Since we’re talking about the gore let me say Evil Dead has to be the most graphically violent R rated film I think I’ve ever seen. As mentioned at the beginning I’m not much for gruesomeness for the sake of just a gross out. Yet here’s shocks and horror presented to push the envelope of good taste (and many times shreds that envelope) but done in a much different way than other splatter films whose use of blood and guts are meant to invoke a sense of disgust or anger in the viewer. Evil Dead never takes itself too seriously and many times you follow up your initial shock with a chuckle at yourself for jumping a little out of your seat. There’s also plenty of black humor within Evil Dead, awfully black in fact, and it’s apparent everyone involved in making the movie is having a hell of a good time and that translates to the audience as well.
Truth is Evil Dead of 2013 is very similar to the 1981 film in a lot of regards even though the execution is as different as night and day. Both films are E-ticket rides through a nightmare scenario which are sure to please fans of the horror genre. This new version may disappoint some longtime fans but the series receives a well needed jolt for relaunch with one of the best horror movies of the last few years.
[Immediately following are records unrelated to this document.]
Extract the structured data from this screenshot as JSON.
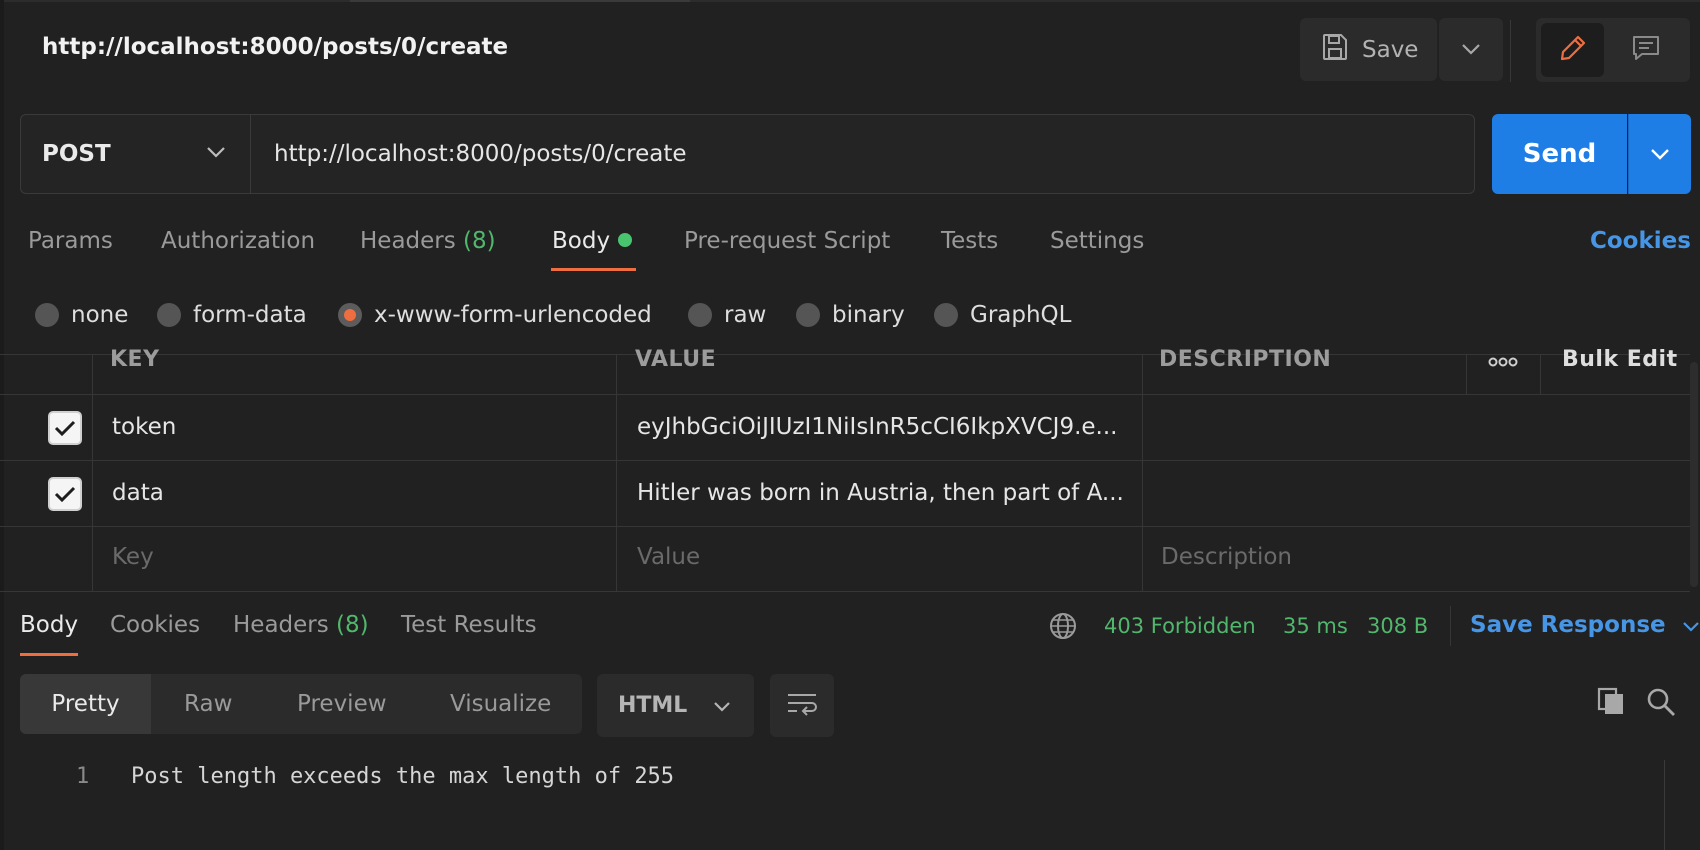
{
  "request": {
    "title": "http://localhost:8000/posts/0/create",
    "save_label": "Save",
    "method": "POST",
    "url": "http://localhost:8000/posts/0/create",
    "send_label": "Send"
  },
  "request_tabs": {
    "params": "Params",
    "authorization": "Authorization",
    "headers": "Headers",
    "headers_count": "(8)",
    "body": "Body",
    "prerequest": "Pre-request Script",
    "tests": "Tests",
    "settings": "Settings",
    "cookies": "Cookies",
    "active": "Body"
  },
  "body_types": {
    "none": "none",
    "form_data": "form-data",
    "urlencoded": "x-www-form-urlencoded",
    "raw": "raw",
    "binary": "binary",
    "graphql": "GraphQL",
    "selected": "x-www-form-urlencoded"
  },
  "params_table": {
    "headers": {
      "key": "KEY",
      "value": "VALUE",
      "description": "DESCRIPTION",
      "bulk_edit": "Bulk Edit"
    },
    "rows": [
      {
        "checked": true,
        "key": "token",
        "value": "eyJhbGciOiJIUzI1NiIsInR5cCI6IkpXVCJ9.e...",
        "description": ""
      },
      {
        "checked": true,
        "key": "data",
        "value": "Hitler was born in Austria, then part of A...",
        "description": ""
      }
    ],
    "placeholders": {
      "key": "Key",
      "value": "Value",
      "description": "Description"
    }
  },
  "response": {
    "tabs": {
      "body": "Body",
      "cookies": "Cookies",
      "headers": "Headers",
      "headers_count": "(8)",
      "test_results": "Test Results"
    },
    "status": "403 Forbidden",
    "time": "35 ms",
    "size": "308 B",
    "save_response": "Save Response",
    "view_tabs": {
      "pretty": "Pretty",
      "raw": "Raw",
      "preview": "Preview",
      "visualize": "Visualize"
    },
    "format": "HTML",
    "code": {
      "line_number": "1",
      "text": "Post length exceeds the max length of 255"
    }
  },
  "colors": {
    "background": "#212121",
    "accent_blue": "#1f7ee6",
    "link_blue": "#4795e5",
    "tab_underline": "#ee6e3f",
    "status_green": "#51b76c"
  },
  "icons": [
    "save-icon",
    "chevron-down-icon",
    "pencil-icon",
    "comment-icon",
    "globe-icon",
    "wrap-lines-icon",
    "copy-icon",
    "search-icon",
    "more-icon"
  ]
}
On a final note, don’t leave the theater before the end of the credits because there’s a cameo which is sure to please folks who’ve been following the Dead series since the beginning.